*INSTRUCTIONS TO FOLLOW*:
Copy out the records so that each line matches the original.

*EXERCISE DATA*:
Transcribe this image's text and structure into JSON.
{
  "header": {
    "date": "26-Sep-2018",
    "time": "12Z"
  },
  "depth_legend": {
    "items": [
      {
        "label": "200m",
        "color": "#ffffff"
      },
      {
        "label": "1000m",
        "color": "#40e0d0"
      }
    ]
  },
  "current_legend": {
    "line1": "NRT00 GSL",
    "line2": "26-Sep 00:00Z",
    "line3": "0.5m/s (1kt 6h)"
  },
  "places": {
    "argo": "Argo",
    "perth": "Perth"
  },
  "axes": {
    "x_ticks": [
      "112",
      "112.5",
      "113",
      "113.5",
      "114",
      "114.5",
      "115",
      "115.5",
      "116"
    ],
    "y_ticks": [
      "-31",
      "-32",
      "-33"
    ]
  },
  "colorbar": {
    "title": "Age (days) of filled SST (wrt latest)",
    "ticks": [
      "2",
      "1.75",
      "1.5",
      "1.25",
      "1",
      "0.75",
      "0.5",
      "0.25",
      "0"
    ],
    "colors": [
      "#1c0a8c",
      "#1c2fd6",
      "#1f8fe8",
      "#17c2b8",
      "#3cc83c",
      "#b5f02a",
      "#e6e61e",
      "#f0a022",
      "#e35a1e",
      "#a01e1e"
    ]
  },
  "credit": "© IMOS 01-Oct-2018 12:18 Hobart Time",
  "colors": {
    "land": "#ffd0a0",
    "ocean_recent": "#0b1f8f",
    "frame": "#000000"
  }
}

*FINISHED TASK*:
Transcribe this image's text and structure into JSON.
{
  "header": {
    "date": "26-Sep-2018",
    "time": "12Z"
  },
  "depth_legend": {
    "items": [
      {
        "label": "200m",
        "color": "#ffffff"
      },
      {
        "label": "1000m",
        "color": "#40e0d0"
      }
    ]
  },
  "current_legend": {
    "line1": "NRT00 GSL",
    "line2": "26-Sep 00:00Z",
    "line3": "0.5m/s (1kt 6h)"
  },
  "places": {
    "argo": "Argo",
    "perth": "Perth"
  },
  "axes": {
    "x_ticks": [
      "112",
      "112.5",
      "113",
      "113.5",
      "114",
      "114.5",
      "115",
      "115.5",
      "116"
    ],
    "y_ticks": [
      "-31",
      "-32",
      "-33"
    ]
  },
  "colorbar": {
    "title": "Age (days) of filled SST (wrt latest)",
    "ticks": [
      "2",
      "1.75",
      "1.5",
      "1.25",
      "1",
      "0.75",
      "0.5",
      "0.25",
      "0"
    ],
    "colors": [
      "#1c0a8c",
      "#1c2fd6",
      "#1f8fe8",
      "#17c2b8",
      "#3cc83c",
      "#b5f02a",
      "#e6e61e",
      "#f0a022",
      "#e35a1e",
      "#a01e1e"
    ]
  },
  "credit": "© IMOS 01-Oct-2018 12:18 Hobart Time",
  "colors": {
    "land": "#ffd0a0",
    "ocean_recent": "#0b1f8f",
    "frame": "#000000"
  }
}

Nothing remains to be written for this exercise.